Two young men, suspicious of a neighbour’s activities, become drawn into a world of fear and hatred.
Tension reverberates throughout Matthew Dunster’s I Know Where the Dead Are Buried which rips along at breakneck speed. Dave (Guy Hargreaves)’s fastidious nature is clear from the start; clashes with housemate Colin (Daniel Hayes) winding him tighter and tighter throughout; you can almost feel the blood pumping through his veins as he rushes about the stage.
In Harry’s ‘nationalist’ organisation Dave finds an outlet for some of his anger, but it is not until the final scene that it all becomes horrifyingly apparent just how angry a young man he is. Meeting Candy (Rachel Austin) brings confusion and a host of different emotions for Dave, which tip him over the edge.
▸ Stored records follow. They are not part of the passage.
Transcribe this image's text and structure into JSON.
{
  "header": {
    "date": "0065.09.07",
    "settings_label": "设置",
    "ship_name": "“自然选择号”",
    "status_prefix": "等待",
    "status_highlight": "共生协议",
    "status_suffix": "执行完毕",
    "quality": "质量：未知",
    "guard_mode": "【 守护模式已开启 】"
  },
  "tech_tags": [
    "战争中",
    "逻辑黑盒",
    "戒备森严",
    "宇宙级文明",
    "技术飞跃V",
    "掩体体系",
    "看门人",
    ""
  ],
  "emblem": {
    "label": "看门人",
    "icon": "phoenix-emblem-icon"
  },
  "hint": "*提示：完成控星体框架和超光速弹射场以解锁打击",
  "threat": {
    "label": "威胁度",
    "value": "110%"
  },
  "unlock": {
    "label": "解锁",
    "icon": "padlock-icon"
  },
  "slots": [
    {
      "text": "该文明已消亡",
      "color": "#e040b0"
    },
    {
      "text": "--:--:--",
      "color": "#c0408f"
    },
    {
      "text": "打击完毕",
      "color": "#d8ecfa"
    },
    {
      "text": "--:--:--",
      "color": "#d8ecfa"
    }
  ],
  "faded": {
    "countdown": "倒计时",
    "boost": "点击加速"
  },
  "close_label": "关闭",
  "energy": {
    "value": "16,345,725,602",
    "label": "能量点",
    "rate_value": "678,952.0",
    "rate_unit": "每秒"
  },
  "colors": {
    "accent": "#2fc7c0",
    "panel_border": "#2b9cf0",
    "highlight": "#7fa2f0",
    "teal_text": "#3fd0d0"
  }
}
Dave’s shocking descent is painstakingly brought to life by Guy Hargreaves. Tony Hirst's Harry is breathtaking – going from casual chumminess to deadly serious by way of sneering disdain with an unnerving ease. A brief appearance by James Quinn as Sean, the respectable face of hatred is politely and calculatedly sinister.
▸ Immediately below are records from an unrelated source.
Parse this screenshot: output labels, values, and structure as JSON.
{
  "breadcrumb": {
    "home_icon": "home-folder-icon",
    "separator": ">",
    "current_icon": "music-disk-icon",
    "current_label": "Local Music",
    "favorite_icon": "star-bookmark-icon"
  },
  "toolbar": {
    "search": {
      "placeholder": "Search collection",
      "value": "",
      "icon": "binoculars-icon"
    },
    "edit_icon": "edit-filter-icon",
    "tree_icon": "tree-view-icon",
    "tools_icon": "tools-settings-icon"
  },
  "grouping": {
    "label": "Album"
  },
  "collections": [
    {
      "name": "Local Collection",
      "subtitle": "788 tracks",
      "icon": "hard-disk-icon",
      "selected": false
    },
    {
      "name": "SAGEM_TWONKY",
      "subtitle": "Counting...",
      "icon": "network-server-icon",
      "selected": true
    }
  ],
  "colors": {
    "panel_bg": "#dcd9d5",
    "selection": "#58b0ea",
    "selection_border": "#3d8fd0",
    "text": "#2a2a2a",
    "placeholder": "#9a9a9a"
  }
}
Dunster’s script is excellent, as he keeps things incredibly tight, with a great sense of comedy within the serious nature of the story. Laura Keefe’s direction complements this perfectly bringing an exciting piece of theatre to the stage.